This marks the second consecutive election in which Uhler’s challenger has focused on his opposition to the Granite Bay Community Plan. Uhler and other supervisors approved a request from county planners to start updating the plan in 2008.
In addition to his concerns about developer costs, Uhler said he supported the review because the plan is out of date, leaving the county open to a legal challenge, since the state calls for revisions every 15 years.
The Granite Bay plan designates most of the community as residential or open space. Almost one-fourth of the plan area is considered “rural estate” with minimum lot sizes of 5 to 20 acres.
Uhler said if all of the proposed projects are approved and built in Granite Bay, the community will have reached its development capacity with about 24,000 residents, or 5,000 less than what the community plan anticipated.
Facing strong community opposition and a recall effort in 2010, Uhler joined other supervisors in shelving plans to update the land-use section of the plan. He now says that he was opposed to the cost of updating the land-use plan during the recession, but would be willing to back a revision in the future.
Uhler said Bekhet can’t be trusted on land-use decisions given his record with a rental property on Old Auburn Road. According to Placer County Building Services Manager Jeff Thomas, Bekhet put a mobile home on the property without a permit, in violation of county code.
Bekhet said he followed the direction of county officials, and plans to pay the $16,000 fee within the year.

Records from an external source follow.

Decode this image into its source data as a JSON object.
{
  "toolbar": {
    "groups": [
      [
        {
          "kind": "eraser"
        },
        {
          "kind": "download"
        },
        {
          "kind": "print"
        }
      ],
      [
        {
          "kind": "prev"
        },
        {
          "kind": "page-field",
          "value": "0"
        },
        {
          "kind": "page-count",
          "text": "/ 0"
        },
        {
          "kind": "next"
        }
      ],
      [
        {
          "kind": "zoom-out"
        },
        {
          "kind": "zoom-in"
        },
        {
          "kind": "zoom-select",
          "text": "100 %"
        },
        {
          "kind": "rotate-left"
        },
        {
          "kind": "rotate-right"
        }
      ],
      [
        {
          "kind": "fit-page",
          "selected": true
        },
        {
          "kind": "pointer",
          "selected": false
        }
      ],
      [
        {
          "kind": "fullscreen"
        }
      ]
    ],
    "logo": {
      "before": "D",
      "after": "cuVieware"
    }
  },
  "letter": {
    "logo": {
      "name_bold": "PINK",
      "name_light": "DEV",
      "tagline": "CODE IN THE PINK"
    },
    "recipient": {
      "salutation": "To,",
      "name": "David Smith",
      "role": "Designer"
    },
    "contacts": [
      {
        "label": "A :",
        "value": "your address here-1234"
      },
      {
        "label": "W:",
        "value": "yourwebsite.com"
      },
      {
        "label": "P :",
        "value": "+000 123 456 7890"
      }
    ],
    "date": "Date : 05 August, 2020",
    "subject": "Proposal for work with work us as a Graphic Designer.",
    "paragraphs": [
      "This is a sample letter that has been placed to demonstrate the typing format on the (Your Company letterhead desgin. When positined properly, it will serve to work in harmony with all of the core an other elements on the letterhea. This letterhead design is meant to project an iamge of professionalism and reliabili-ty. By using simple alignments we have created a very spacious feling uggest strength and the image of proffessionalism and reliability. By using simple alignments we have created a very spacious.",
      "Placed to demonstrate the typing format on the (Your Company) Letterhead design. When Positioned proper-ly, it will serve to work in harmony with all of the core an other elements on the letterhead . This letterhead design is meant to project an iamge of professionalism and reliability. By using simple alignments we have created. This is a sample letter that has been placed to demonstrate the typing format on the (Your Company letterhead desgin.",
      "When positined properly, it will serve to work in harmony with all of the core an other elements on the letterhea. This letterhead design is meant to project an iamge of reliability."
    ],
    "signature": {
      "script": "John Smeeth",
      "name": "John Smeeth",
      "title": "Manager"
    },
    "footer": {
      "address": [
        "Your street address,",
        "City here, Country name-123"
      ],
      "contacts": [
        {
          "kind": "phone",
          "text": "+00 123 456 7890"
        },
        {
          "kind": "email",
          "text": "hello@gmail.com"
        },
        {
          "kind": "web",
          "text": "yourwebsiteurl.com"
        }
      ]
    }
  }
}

Bekhet questions Uhler’s handling of a website launched by Aaron Park, one of his campaign assistants. Park created victorbekhet.com, which included an image of Bekhet’s Facebook page with posts written in Arabic. The website said, “If you can understand any of that, please let us know what it says. We would really like to know who Victor Bekhet is.” The reference was removed from the website sometime last week.
Bekhet, an Egyptian American, calls the website racist because it casts suspicion on his ethnic background.
Uhler, who acknowledges paying Park $1,000 for campaign work this year, said Park has the right to post such material. “If there were things that Victor didn’t want made publicly known, he should have thought of that before running for office,” he said.